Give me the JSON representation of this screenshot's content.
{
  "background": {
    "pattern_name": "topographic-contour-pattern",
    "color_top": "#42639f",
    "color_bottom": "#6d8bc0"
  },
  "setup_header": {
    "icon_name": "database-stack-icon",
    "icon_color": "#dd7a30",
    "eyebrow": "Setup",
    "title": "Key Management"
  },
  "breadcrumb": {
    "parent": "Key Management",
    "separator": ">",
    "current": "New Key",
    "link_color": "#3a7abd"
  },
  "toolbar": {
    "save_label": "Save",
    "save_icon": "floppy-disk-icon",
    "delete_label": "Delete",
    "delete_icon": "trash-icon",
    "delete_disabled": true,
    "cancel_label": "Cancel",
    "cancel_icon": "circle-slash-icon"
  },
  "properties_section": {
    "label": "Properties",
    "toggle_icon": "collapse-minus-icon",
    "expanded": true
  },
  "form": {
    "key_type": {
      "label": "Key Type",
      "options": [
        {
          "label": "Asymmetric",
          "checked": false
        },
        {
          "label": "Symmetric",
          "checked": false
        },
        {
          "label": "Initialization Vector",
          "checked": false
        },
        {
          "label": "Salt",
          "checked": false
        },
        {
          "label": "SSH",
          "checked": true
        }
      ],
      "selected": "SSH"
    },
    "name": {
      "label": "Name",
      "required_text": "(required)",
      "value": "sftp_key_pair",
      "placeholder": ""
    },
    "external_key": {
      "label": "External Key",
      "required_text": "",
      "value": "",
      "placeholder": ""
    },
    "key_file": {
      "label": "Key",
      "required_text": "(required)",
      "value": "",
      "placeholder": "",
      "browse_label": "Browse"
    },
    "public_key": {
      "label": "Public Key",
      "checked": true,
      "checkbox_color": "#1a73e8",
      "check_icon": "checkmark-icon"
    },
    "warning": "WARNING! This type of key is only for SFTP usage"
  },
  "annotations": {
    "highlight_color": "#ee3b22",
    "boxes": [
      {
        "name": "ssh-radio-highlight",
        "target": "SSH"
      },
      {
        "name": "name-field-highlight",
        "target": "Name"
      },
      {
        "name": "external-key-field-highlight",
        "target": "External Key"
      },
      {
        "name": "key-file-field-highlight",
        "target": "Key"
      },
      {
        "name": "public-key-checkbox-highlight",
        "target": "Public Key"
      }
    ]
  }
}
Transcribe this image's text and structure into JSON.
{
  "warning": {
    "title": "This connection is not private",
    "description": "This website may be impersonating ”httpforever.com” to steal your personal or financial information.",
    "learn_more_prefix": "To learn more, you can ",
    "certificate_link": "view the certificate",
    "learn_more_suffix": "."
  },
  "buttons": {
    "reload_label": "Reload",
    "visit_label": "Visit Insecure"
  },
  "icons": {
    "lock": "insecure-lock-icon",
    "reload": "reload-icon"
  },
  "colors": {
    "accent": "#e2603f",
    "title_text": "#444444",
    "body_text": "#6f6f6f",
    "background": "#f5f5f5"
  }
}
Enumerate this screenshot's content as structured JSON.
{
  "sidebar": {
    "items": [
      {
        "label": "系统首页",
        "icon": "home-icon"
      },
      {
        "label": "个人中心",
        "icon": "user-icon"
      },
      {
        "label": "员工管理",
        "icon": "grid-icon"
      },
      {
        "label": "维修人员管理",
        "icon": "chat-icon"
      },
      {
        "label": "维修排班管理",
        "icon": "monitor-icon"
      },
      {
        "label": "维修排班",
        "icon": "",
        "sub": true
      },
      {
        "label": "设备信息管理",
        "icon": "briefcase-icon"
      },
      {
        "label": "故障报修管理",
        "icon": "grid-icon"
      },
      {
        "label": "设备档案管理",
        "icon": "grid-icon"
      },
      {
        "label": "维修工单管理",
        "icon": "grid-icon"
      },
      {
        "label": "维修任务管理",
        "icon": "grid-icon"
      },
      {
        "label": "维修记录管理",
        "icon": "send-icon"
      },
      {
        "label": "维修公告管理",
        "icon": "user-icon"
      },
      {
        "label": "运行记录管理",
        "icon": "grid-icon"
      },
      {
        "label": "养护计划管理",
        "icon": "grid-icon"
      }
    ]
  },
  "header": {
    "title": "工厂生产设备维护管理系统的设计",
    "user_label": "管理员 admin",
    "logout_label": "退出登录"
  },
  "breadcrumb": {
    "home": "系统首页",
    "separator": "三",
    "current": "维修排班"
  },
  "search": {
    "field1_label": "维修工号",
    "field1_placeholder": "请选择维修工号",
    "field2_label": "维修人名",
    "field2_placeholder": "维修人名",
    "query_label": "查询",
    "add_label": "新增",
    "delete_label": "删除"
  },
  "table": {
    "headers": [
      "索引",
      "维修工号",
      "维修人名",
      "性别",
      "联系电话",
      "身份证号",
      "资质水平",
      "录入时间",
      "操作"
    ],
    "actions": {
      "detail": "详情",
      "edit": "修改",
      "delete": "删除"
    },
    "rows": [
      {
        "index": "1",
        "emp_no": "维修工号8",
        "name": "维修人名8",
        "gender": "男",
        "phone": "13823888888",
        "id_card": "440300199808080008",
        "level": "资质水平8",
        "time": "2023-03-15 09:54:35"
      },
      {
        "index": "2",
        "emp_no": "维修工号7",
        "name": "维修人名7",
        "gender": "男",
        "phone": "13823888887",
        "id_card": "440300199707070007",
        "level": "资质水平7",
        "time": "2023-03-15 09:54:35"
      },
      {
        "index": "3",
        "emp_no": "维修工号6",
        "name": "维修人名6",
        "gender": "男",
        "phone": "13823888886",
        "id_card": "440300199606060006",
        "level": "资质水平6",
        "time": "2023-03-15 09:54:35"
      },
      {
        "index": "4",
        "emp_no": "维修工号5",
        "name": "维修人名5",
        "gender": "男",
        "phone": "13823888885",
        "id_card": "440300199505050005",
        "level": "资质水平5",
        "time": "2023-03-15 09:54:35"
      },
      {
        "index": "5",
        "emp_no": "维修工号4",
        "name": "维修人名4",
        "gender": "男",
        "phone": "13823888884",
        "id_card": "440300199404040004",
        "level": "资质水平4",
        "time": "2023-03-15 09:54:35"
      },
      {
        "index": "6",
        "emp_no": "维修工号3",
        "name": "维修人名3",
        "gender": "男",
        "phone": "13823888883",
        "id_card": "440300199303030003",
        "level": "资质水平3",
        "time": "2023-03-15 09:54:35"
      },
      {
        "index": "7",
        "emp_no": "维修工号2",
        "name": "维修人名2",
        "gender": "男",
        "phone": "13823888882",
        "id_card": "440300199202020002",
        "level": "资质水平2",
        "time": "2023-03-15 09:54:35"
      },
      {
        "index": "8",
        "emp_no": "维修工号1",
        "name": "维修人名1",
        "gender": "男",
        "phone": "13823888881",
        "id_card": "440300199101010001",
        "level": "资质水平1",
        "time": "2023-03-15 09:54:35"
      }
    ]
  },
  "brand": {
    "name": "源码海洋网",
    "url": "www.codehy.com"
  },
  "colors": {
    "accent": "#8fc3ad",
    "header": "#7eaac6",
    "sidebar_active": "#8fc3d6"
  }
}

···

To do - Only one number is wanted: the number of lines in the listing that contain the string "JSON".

Solution to the problem - 3